To judge from the declaratory rhetoric floating around Brussels and other European capitals and the array of multilateral decisions in 1997 and 1998, perhaps we should be talking about 'Engagement, enlargement, and Europe's role in world affairs.' When the USSR collapsed, the Conference on Security and Co-operation in Europe (CSCE) immediately embraced the Soviet successor states as members. Since the beginning of the 1990s, the European Union (EU) has provided substantial assistance to almost all post-communist states through the TACIS (Technical Assistance to the Former Soviet Union and Mongolia) and PHARE programmes, and continues to do so. The European Commission played a significant role through the European Community Humanitarian Office (ECHO) in addressing humanitarian needs stemming from a wide array of civil and interstate conflicts throughout the 1990s.
The EU is now seriously embarked on discussions about the accession of Poland, Hungary, the Czech Republic, Slovenia, and Estonia in the first instance and Bulgaria, Latvia, Lithuania, Romania, and Slovakia in a later phase. It is also discussing the admission of Cyprus, although this issue is complicated by the unresolved civil war there and the issue of Turkish relations with the Union.

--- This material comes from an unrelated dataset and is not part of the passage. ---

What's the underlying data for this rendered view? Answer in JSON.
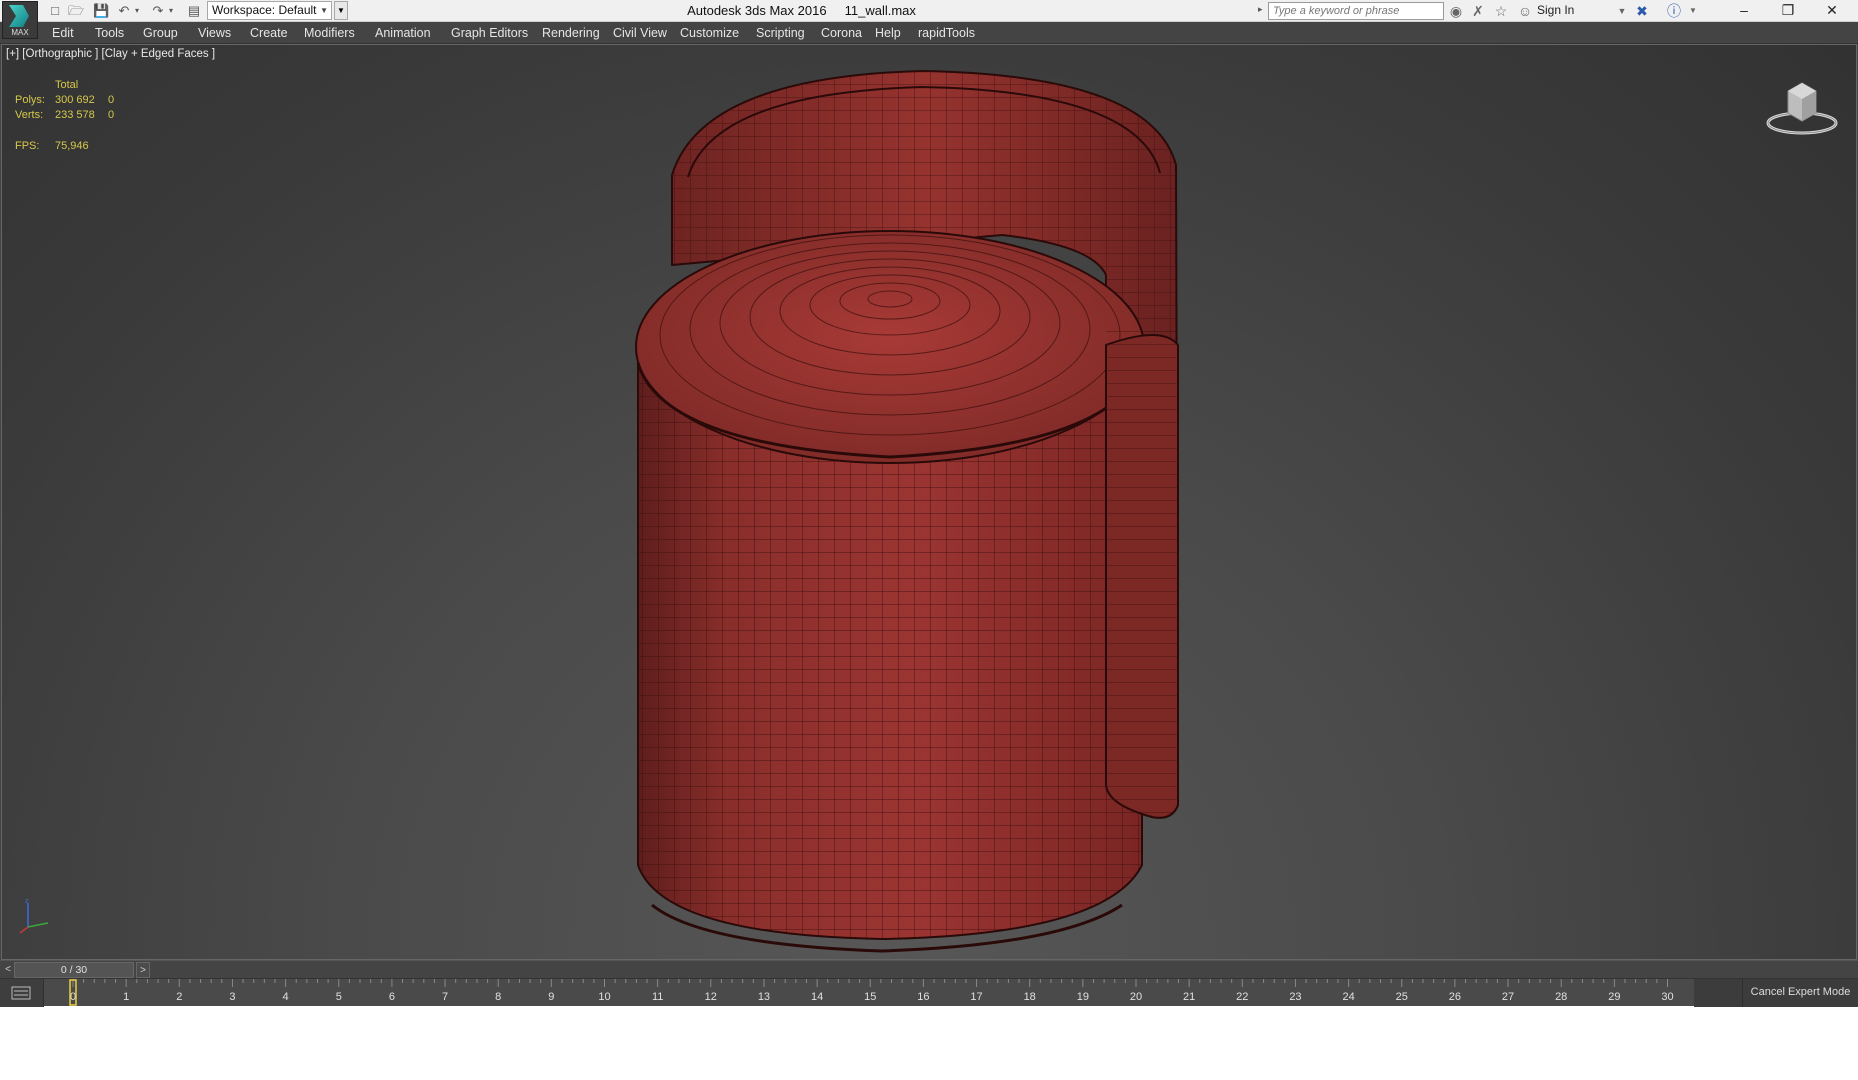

In the meantime, the North Atlantic Treaty Organization (NATO) has followed its initiative to establish the North Atlantic Co-operation Council, and then its Partnership for Peace with the decision to take in three new members (Poland, Hungary, and the Czech Republic). It has complemented the enlargement decision with the establishment of a Euro-Atlantic Council, and the conclusion of NATO-Russian and NATO-Ukrainian charters that set out an agenda for the deepening of relations with these two newly independent states. In the meantime, it mounted with considerable success the largest coalition military operation in its history with its Implementation Force (IFOR) in Bosnia-Herzegovina in 1995. It remains engaged at a lower level in a substantial peacebuilding operation there. More recently, NATO has deployed a substantial force to areas neighbouring Kosovo to support the large group of observers from the Organization for Security and Co-operation in Europe (OSCE) deployed to monitor the ceasefire in Kosovo. As one commentator put it in response to the question of how to halt the purported erosion of NATO: 'The first question - how to save NATO - is the simplest one. NATO is not in trouble.'(f.1)
Not content with the eastward vector of engagement, the EU has also established a substantial and deepening Mediterranean dialogue. Recent initiatives on Algeria suggest that the EU has come to see the affairs of the southern littoral of the Mediterranean Sea as crucial to the interests of the European community of states. A similar conclusion might be drawn from the re-activation of Commission diplomacy in the Middle East in 1998 under the United Kingdom presidency. In May 1998, President Jacques Chirac of France joined Yasser Arafat, the president of the Palestinian Council, in a call for an international conference on the Middle East conflict.
In the transatlantic context, Europe is complementing its traditional ties in security (namely, NATO) with the institutionalization of permanent dialogues on issues of bilateral interest with the United States and Canada. This initiative is paralleled by similar high-level dialogues with Asia. In short, on the face of it, the period is arguably one of increasing European assertion in world affairs rather than one of withdrawal, despite the evident difficulties in generating the long awaited European security and defence identity (ESDI) and common foreign and security policies. …